DATA PROVIDED —
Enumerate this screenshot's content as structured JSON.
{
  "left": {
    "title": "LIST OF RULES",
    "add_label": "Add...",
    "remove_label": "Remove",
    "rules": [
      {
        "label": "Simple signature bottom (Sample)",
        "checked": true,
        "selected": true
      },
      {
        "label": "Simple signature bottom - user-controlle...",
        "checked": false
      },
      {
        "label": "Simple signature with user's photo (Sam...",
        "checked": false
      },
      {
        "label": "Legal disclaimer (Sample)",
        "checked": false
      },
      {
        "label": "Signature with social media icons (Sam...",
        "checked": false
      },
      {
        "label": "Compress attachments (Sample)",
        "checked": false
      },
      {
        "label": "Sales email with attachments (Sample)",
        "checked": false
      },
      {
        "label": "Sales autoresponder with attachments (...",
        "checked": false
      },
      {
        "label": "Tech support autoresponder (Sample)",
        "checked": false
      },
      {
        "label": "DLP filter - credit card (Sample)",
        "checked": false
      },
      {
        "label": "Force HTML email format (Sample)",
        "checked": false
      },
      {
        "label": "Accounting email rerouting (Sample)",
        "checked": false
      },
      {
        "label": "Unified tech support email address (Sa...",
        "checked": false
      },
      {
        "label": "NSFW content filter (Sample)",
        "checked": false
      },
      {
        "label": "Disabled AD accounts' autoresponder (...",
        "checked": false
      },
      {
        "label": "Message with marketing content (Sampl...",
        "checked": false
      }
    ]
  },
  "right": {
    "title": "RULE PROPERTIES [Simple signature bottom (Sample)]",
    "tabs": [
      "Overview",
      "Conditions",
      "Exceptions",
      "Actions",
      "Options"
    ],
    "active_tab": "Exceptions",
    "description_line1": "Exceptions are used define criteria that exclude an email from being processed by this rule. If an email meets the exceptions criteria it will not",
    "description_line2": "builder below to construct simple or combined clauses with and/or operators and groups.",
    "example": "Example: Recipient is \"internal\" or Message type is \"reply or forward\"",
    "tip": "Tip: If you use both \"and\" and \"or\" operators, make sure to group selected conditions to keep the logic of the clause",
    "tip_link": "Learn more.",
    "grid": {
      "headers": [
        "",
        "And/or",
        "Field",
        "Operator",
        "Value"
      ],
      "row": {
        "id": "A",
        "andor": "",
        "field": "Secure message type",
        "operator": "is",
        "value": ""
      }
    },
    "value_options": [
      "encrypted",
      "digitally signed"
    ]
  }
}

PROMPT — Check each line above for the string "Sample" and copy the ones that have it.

OUTPUT OF THE EXERCISE —
        "label": "Simple signature bottom (Sample)",
        "label": "Legal disclaimer (Sample)",
        "label": "Compress attachments (Sample)",
        "label": "Sales email with attachments (Sample)",
        "label": "Tech support autoresponder (Sample)",
        "label": "DLP filter - credit card (Sample)",
        "label": "Force HTML email format (Sample)",
        "label": "Accounting email rerouting (Sample)",
        "label": "NSFW content filter (Sample)",
    "title": "RULE PROPERTIES [Simple signature bottom (Sample)]",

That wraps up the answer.